Pumped storage is the process of storing energy by using two vertically separated water reservoirs. Water is pumped from the lower reservoir up into a holding reservoir. Pumped storage facilities store excess energy as gravitational potential energy of water. Since these reservoirs hold such large volumes of water, pumped water storage is considered to be a large scale energy storage system. These pumped storage facilities are moderately efficient, with a round-trip efficiency of about 65-70%. The amount of energy stored depends on the mass of water pumped and the height difference between the reservoirs.
Pumped storage is a dispatchable source of energy since it can be deployed whenever demand is needed. It is often used to meet demand when intermittent, non-dispatchable sources, such as wind and solar power, cannot do so.
Currently pumped storage has the highest capacity of energy storage on the grid and accounts for 99% of bulk storage capacity in the world. The United States alone has more than 20 GW of pumped storage capacity today with facilities in every region of the country.

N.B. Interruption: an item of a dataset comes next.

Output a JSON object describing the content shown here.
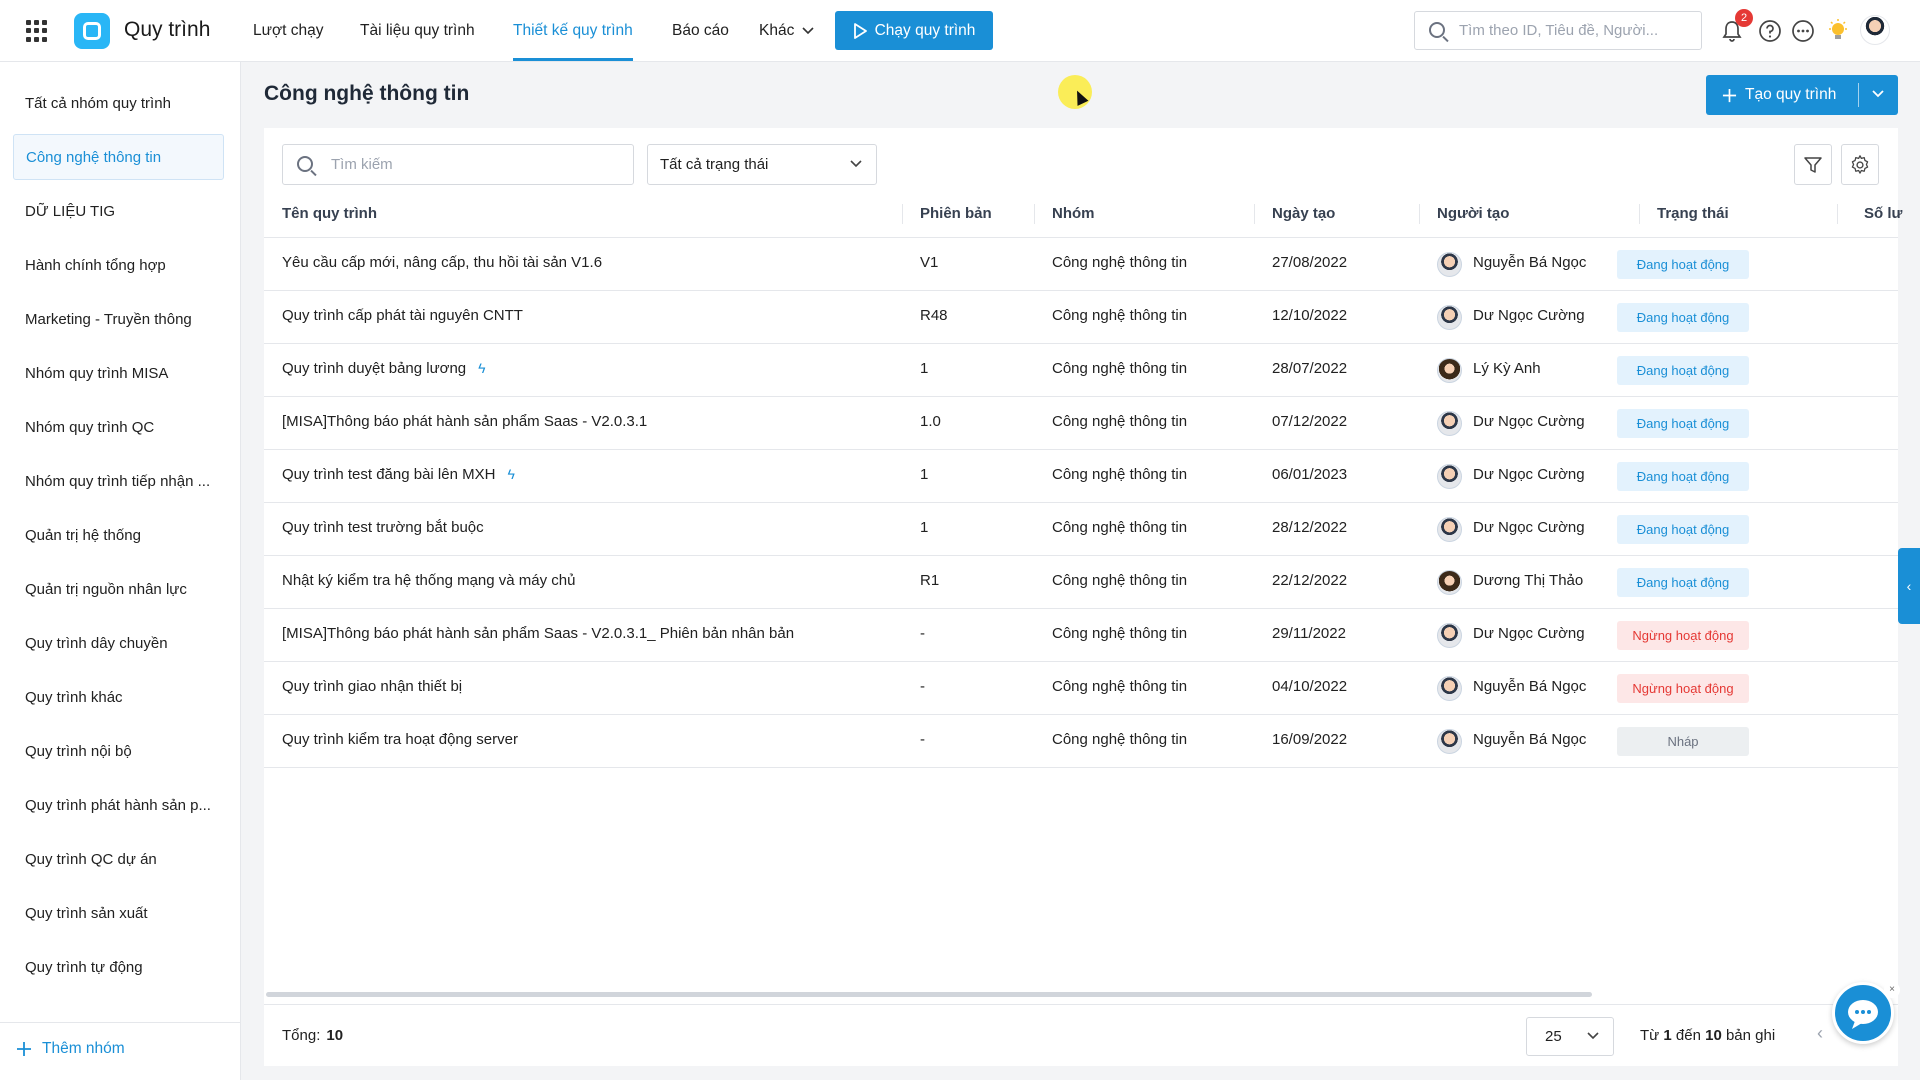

Over the past 70 years, there has been a steady increase in the number of pumped storage facilities around the world. Some examples of pumped storage facilities worldwide include:
In periods of low demand, water is pumped up into the reservoir, generally using some sort of reversible turbine/pump such as a Francis turbine. In these low demand times, excess electricity from the grid is used to pump the water up. When electricity is in high demand, hydropower is generated by releasing the water stored in the reservoir. This water flows down a slope through penstocks, then flows through turbines, generating electricity.

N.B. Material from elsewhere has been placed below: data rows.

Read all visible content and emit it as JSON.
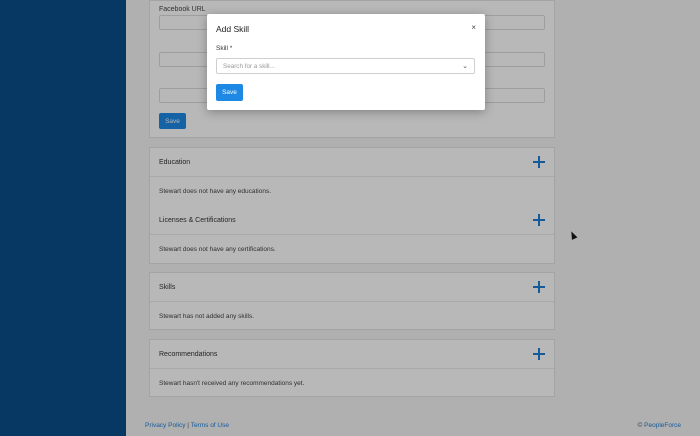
{
  "form": {
    "facebook_label": "Facebook URL",
    "save_label": "Save"
  },
  "sections": [
    {
      "title": "Education",
      "empty_text": "Stewart does not have any educations."
    },
    {
      "title": "Licenses & Certifications",
      "empty_text": "Stewart does not have any certifications."
    },
    {
      "title": "Skills",
      "empty_text": "Stewart has not added any skills."
    },
    {
      "title": "Recommendations",
      "empty_text": "Stewart hasn't received any recommendations yet."
    }
  ],
  "footer": {
    "privacy": "Privacy Policy",
    "separator": "|",
    "terms": "Terms of Use",
    "copyright_symbol": "©",
    "brand": "PeopleForce"
  },
  "modal": {
    "title": "Add Skill",
    "close": "×",
    "skill_label": "Skill *",
    "skill_placeholder": "Search for a skill...",
    "save_label": "Save"
  },
  "colors": {
    "sidebar": "#0b4e8a",
    "primary": "#1e88e5"
  }
}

Currently, the implementation of saltwater pumped storage and underground pumped storage facilities are being researched. These ideas are still a work-in-progress and implementing these facilities has been found difficult because of corrosion, as well as groundwater and surface water contamination issues and overcoming possibly higher operation and management costs. Okinawa Pumped Storage Plant is currently the only operational saltwater pumped storage plant in the world. The plant has an energy capacity of 30 MW with an elevation of around 154 meters and an effective head of 136 meters (the difference of 18 m is a way to describe the inefficiencies in the system). The plant uses paint-coated carbon steel with cathodic protection in order to prevent corrosion.
It is important to note that pumped storage facilities are net consumers of energy. This is a result of the energy lost pumping the water up into the reservoir. However, pumped storage is economical because of a net increase in revenue. This is because the electricity used to pump the water is less expensive than the electricity sold at the time of peak energy demand.
Although pumped storage is able to store large amounts of energy and is the main method of storing energy today, it has many issues. Despite the fact that it has the largest capacity of any other storage types, it is limited because the facilities can only exist in areas with a very specific topography. Specifically, the area must be able to store massive amounts of water at a high elevation, while having another body of water significantly lower than the upper reservoir.
Unfortunately, pumped storage construction is very expensive and can take a long time to finish. Significant amounts of capital cost and labour are required to construct a dam to block the water from flowing. Additionally the installation of the generator/pump is expensive. Large scale pumped storage facilities can have a capital cost ranging from $1.3 billion to $3.3 billion dollars, with over half of the cost coming from the construction and equipment. The price of operation and maintenance for pumped storage facilities generally range between 1.0 – 1.5% of the total operational cost.